Russia and Saudi Arabia—the world’s two biggest oil producers—indicated Friday they weren’t pulling back from huge crude output levels that have helped send prices tumbling. Russia said it produced oil in September at levels not seen since the fall of the Soviet Union, pumping an average of 10.74 million barrels a day, government data showed on Friday. Oil production increased 0.4% from August.
On the same day, one of the world’s most influential oil ministers—Saudi Arabia’s Ali al-Naimi—said his country would continue investing in oil and gas, saying his country remained committed to energy resource development, according to a Saudi Press Agency report. The world’s largest exporter has ramped up production above 10 million barrels a day for the past few months.
The output from those two countries adds to an already oversupplied global oil market, even with American output showing signs of weakness. Oil prices have fallen more than 50% in the past year as world supplies outpace demand by around 2 million barrels on any given day. On Friday, they turned higher as weekly data showed a sharp drop in U.S. drilling activity.
It is also the latest indication that Russia isn’t prepared to join the Organization of the Petroleum Exporting Countries in trimming production to prop up prices.
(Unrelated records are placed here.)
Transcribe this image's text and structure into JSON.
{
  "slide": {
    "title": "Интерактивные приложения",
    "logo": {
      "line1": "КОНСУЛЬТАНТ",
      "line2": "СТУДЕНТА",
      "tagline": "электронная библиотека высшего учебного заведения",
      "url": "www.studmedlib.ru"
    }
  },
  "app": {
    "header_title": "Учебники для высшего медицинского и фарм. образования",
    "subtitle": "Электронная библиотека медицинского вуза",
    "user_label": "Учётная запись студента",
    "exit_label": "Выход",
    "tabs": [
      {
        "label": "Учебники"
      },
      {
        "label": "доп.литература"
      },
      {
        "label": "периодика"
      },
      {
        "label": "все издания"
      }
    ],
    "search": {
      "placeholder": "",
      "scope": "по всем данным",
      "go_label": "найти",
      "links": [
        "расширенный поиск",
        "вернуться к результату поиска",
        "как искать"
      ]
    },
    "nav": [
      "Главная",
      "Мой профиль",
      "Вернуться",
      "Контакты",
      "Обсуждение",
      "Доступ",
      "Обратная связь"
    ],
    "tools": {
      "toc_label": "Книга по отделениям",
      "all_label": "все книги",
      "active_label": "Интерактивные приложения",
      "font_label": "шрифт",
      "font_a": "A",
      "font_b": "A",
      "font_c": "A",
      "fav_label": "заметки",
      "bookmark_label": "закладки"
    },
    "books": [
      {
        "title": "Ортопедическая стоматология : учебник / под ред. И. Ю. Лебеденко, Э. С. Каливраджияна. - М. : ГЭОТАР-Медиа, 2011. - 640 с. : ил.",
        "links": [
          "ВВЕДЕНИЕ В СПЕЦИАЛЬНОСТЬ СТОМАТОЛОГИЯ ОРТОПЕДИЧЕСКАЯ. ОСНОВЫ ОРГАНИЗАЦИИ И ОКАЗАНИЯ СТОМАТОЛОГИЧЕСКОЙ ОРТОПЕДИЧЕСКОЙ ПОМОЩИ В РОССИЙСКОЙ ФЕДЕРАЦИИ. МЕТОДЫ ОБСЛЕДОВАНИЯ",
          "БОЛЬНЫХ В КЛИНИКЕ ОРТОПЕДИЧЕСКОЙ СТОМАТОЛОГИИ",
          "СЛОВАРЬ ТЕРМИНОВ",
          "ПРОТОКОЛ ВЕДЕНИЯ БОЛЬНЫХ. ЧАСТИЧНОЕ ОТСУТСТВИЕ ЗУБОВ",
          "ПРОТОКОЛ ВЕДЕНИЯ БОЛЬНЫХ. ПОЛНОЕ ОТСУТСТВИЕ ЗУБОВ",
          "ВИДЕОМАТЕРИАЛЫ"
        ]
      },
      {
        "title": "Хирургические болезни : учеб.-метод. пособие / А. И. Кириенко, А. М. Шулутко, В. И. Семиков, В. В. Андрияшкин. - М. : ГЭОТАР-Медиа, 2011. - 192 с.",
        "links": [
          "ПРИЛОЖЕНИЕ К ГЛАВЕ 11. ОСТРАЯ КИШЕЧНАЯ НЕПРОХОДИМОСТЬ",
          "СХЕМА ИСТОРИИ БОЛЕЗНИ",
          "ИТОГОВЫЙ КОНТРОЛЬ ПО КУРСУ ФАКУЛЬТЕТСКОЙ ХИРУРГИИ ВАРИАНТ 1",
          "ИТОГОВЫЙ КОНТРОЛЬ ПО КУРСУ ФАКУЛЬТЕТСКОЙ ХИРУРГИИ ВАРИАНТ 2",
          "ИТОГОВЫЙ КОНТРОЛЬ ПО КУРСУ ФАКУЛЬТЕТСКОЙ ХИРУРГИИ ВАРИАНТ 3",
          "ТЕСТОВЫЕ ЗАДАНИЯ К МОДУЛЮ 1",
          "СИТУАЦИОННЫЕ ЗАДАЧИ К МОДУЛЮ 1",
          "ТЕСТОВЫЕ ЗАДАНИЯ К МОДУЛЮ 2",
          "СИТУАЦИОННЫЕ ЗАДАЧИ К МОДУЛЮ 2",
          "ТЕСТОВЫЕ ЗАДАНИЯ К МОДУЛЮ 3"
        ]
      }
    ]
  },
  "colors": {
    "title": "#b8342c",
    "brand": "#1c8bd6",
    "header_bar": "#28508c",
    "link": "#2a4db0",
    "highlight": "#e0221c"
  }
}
OPEC has indicated that it will only consider a cut if other big suppliers, such as Russia, join it and several OPEC members have tried to woo the country.
Mr. Naimi, speaking at a Group of 20 conference of government energy officials in Turkey, again called on non-OPEC countries to help it “stabilize the market,” though he didn’t name Russia.
“Since the 1970s this industry has been experiencing sharp fluctuations in prices—up and down—which have impacted investments in the field of oil and energy, and its continuity,” Mr. Naimi said, according to Saudi Press Agency. “This volatile situation is neither in the interest of the producing nor consuming countries, and the G-20 countries can contribute to the stability of the market.”